3 cups finely chopped, cooked chicken
2 c Cheddar cheese - divided
10 8-inch tortillas
 
To make sauce:

In a medium saucepan, cook onion in butter until tender. Stir in flour then water and chicken bouillon. Cook and stir until thickened and bouillon dissolves. Remove from heat. Stir in sour cream.

In large bowl combine 1 cup sauce, chicken, 1 cup Cheddar cheese, chiles, and chili powder. Mix well. Dip each tortilla into remaining sauce (sauce should still be warm) to soften tortillas. Fill each tortilla with equal amounts of chicken mixture and roll up into enchilada. Arrange in lightly greased baking dish.

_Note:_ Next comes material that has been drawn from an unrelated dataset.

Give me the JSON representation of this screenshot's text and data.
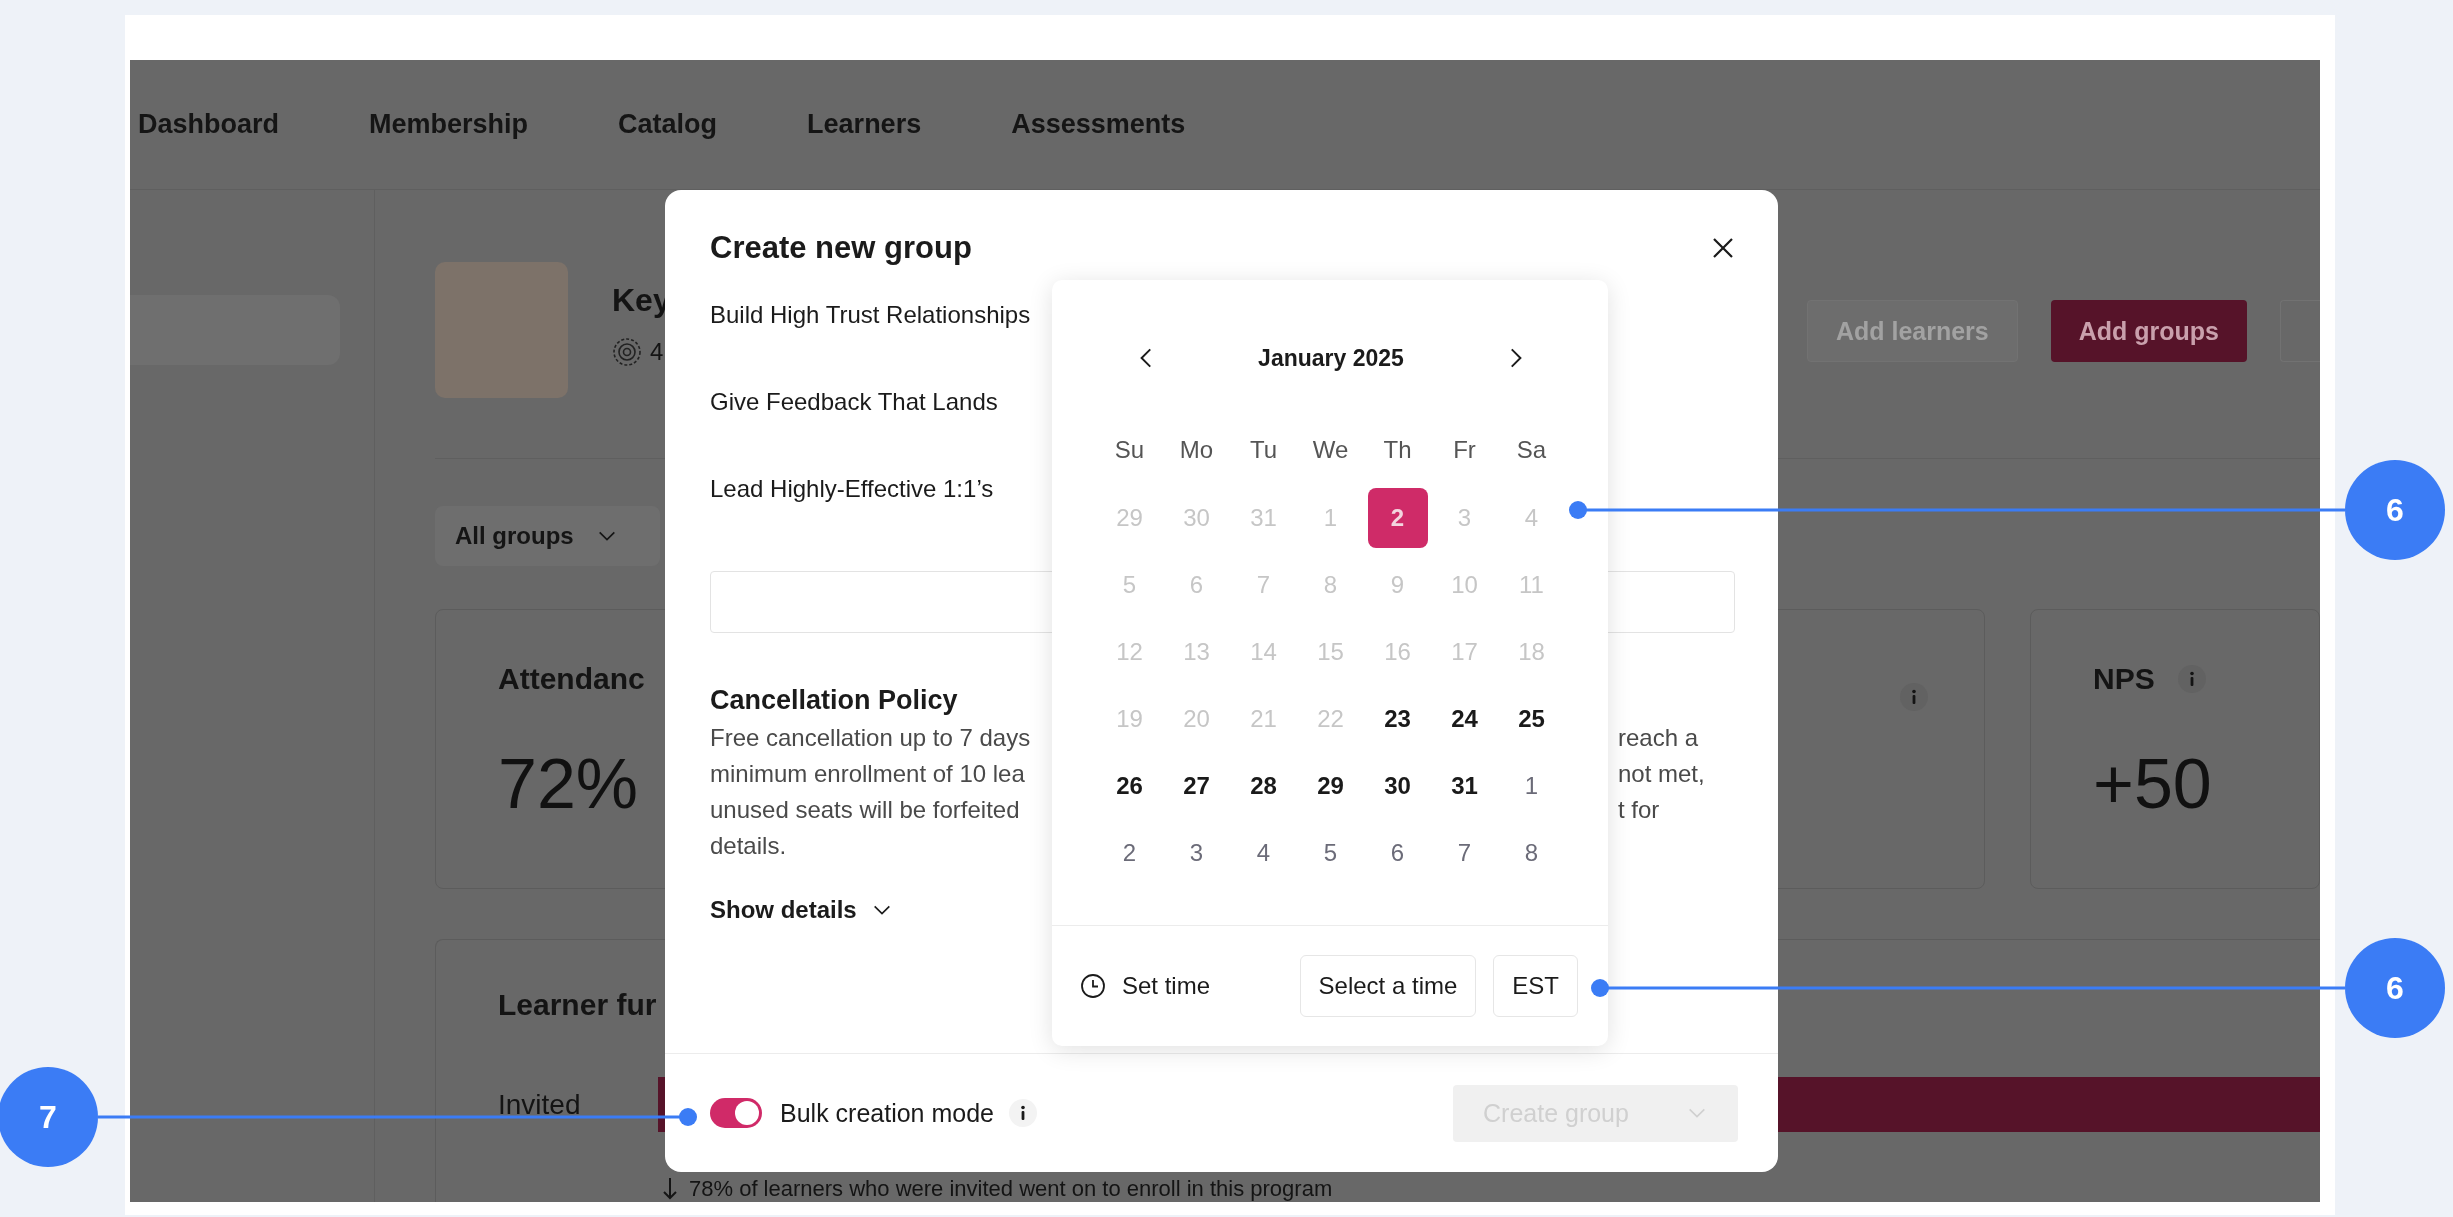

Once all chicken mixture has been used, pour remaining sauce over top of enchiladas and sprinkle with the rest of the cheese. Bake at 350 degrees until bubbly, approximately 30 minutes.


Oh Henry! Bars

Ted and Georgette had been dating for about six months when Ted’s late mother, Mary Ann Longnecker, shared this recipe with Georgette. She told Georgette it was “one of Ted’s favorites.” Georgette still has the original recipe card written by her mother-in-law. Every time Georgette makes these bars, she and Ted smile thinking about how his mom made sure Ted would always have someone to make his favorite treat.

1 ½ sticks butter
4 c quick-cooking oatmeal
½ c Karo corn syrup
1 c brown sugar
3 tsp vanilla
½ tsp salt
1 c chocolate chips
1 c chunky peanut butter
 
In large saucepan melt butter. Add all ingredients except chocolate chips and peanut butter. Mix well. Pat flat into greased 9 x 13 pan. Bake for 20 minutes at 325 degrees.

Melt chocolate chips and peanut butter in pan on stove. Spread over baked bars while still warm. Cut into squares and put on tray.